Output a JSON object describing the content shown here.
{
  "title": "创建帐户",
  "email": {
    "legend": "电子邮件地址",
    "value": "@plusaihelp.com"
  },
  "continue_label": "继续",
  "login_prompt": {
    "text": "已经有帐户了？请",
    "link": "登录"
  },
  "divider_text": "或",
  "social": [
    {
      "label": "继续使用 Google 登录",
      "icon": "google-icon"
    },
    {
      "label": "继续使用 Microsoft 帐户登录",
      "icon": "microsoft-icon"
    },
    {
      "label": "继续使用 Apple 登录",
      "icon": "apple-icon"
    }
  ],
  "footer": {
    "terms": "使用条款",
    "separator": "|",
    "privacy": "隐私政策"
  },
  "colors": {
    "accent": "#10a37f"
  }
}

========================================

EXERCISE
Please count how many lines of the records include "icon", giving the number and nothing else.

EXERCISE ANSWER
3